I use this PC for just about everything – all my PC gaming, Web browsing, a little bit of programming and Virtualisation (On top of Windows 7 Professional it is running VMWare Server 2.0) with a variety of guest VMs that I use for testing and practising various Windows and Linux server technologies.
Other hardware I have lying around is an old Dell Poweredge 2U server which I run VMWare ESX 3.5 and a Dell Optiplex machine running uBuntu 8.04, with VMWare Server 2.0 for linux and a guest VM operating system running on top of that which runs uBuntu Server 9.04 and this very website.
Anyway here are a few photos of my nice clean new workspace.
For anyone looking for a good bit of humour take a look at Chris Bucholz’s “A Review of the Pirated Copy of Windows 7 I Bought On eBay” after he receives his “Windows 7” purchase from a dodgy ebay user.
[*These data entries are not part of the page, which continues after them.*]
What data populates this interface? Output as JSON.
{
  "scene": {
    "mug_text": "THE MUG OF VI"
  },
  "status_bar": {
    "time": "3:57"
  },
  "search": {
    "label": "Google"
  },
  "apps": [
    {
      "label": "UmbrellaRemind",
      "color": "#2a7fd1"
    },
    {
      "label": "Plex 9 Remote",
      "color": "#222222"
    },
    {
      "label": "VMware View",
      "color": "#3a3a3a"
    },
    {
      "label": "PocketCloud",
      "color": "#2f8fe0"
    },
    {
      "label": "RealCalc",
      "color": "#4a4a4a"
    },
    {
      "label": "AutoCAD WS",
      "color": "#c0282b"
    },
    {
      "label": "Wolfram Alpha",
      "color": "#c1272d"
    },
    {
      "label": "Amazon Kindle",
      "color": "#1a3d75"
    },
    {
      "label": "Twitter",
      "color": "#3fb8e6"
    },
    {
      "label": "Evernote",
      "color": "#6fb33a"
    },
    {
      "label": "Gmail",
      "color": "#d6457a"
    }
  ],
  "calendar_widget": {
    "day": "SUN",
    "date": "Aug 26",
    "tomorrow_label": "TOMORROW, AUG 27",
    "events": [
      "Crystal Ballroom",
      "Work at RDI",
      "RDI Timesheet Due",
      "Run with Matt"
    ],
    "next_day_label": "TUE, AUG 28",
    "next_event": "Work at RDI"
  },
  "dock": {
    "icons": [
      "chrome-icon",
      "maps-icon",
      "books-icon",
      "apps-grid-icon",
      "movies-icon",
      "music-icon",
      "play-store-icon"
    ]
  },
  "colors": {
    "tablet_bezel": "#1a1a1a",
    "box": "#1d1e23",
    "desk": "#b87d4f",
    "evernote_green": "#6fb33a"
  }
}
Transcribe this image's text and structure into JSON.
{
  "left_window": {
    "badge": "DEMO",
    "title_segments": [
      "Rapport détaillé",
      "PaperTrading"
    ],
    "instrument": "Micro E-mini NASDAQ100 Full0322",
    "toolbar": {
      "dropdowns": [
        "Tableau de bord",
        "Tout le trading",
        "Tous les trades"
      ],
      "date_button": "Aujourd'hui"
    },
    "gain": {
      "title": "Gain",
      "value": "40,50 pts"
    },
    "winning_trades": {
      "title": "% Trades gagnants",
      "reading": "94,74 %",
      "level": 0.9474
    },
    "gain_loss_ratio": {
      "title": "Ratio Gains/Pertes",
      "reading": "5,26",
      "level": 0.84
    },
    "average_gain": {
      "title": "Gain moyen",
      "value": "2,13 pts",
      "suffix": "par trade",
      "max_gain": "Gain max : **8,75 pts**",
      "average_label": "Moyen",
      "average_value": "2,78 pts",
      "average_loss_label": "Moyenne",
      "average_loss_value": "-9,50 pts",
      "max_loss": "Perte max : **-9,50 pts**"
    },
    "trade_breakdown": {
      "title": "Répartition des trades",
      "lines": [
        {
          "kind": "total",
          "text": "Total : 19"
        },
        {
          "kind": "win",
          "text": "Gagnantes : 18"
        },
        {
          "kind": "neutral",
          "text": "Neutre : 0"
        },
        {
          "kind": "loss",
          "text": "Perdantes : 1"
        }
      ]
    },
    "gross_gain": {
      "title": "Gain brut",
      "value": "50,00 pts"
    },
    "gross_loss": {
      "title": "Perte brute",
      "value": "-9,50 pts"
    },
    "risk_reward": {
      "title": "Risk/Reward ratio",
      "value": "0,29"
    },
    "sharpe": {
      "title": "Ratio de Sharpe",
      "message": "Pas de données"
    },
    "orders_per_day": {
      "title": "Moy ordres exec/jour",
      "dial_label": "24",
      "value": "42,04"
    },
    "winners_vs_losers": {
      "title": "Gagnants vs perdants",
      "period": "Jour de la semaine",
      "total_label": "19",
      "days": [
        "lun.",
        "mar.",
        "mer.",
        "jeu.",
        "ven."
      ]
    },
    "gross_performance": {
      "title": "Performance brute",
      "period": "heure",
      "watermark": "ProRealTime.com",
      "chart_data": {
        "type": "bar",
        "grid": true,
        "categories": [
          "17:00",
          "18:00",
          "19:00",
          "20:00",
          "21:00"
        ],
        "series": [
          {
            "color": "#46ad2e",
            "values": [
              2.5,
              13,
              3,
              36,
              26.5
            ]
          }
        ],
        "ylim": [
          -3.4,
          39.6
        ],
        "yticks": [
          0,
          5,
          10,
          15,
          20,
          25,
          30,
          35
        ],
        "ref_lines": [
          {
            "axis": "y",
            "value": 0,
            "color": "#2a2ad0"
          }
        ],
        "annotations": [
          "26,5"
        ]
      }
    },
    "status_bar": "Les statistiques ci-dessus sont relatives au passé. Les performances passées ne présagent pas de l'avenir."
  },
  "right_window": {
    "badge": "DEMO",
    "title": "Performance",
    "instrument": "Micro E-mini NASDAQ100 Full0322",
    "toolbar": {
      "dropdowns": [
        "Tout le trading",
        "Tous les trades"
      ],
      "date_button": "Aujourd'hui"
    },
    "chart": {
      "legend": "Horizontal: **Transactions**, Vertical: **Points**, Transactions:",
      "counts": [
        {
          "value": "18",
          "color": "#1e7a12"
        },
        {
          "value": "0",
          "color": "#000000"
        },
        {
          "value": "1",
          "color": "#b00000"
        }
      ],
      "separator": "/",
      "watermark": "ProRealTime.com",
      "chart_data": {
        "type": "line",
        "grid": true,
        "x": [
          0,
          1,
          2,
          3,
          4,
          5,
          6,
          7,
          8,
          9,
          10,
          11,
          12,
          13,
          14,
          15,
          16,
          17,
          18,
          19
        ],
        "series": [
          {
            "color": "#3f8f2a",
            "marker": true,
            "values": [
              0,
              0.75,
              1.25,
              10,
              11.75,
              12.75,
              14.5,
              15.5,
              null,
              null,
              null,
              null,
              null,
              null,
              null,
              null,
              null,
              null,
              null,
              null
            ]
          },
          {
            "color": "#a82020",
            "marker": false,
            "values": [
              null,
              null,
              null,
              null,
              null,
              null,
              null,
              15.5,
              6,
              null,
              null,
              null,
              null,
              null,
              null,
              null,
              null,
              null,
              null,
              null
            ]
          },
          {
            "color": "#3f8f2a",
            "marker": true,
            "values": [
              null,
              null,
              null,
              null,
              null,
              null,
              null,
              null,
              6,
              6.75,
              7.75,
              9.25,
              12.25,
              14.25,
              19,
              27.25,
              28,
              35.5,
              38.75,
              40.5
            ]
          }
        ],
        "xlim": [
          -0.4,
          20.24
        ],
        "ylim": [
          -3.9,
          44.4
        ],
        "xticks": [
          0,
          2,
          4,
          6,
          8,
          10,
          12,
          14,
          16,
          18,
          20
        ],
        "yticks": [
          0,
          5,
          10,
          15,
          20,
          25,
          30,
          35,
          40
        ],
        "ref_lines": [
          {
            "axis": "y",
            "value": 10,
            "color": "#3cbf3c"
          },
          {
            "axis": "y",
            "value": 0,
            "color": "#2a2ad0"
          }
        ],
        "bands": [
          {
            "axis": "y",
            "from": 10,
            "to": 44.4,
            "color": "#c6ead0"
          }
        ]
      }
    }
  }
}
This brings back some fond memories of an old 486 DX2-66 running Windows 95 I had back in the 90s.
So lately I have been quite busy. Here are some of the major events that have happened over the last six months.
1. Got married. We did all the planning in just under one month. As you can imagine there was a ton of stress involved! You wouldn’t believe the amount of documentation/admin work that is created when you get married.
2. Started a new job. I now have a more challenging and stimulating job where I am learning much more than what I was at the last company. Minus the cushy Audi A3 2.0 TDI though.
I seem to have settled in to my new company quite well. Its been six months since I started. The staff are friendly, we often have social get togethers after work, and I got to take my first long holiday (two weeks) since moving to the UK. I have been learning a lot and also taking more and more interest in VMWare. Incidently, my first encounter with VMWare was the free “Server” version back in 2007. I first got to play with ESX near the end of last year and since starting my new job I now have far more exposure – I work on Virtual Center all day managing VMs and our various ESX hosts and the clusters they form. I have also built myself my own little ESX lab at home complete with it’s own NAS/iSCSI datastore. All I need now is a second ESX host to build myself a HA/DRS cluster.
The other part of the VMWare story that has been keeping me busy is studying. Although I would ideally like to be concentrating on doing my VCP (VMWare Certified Professional) for vSphere, I have recently completed a VTSP (VMWare Technical Sales Professional) accreditation for my company. See the shiny new logo below. Next on the agenda is to complete the vSphere VCP course though! My company has agreed to send me for the mandatory class room training course, so hopefully this will be under way soon.
3. Moved house. After sharing a stunning two bedroom house in Wimbledon with a best friend and his fiancé, we all decided to go our separate ways earlier this year after my wife and I got married. It was quite a mission packing up and moving to a new area and even more of a mission to settle in to the new area and get all the new utility bills in place. The plus side is that we now have our own place to ourselves. I just need to break free from the public transport system. I can’t stand not having a company car any more and absolutely hate travelling on the bus to work when it is too cold to cycle in to work!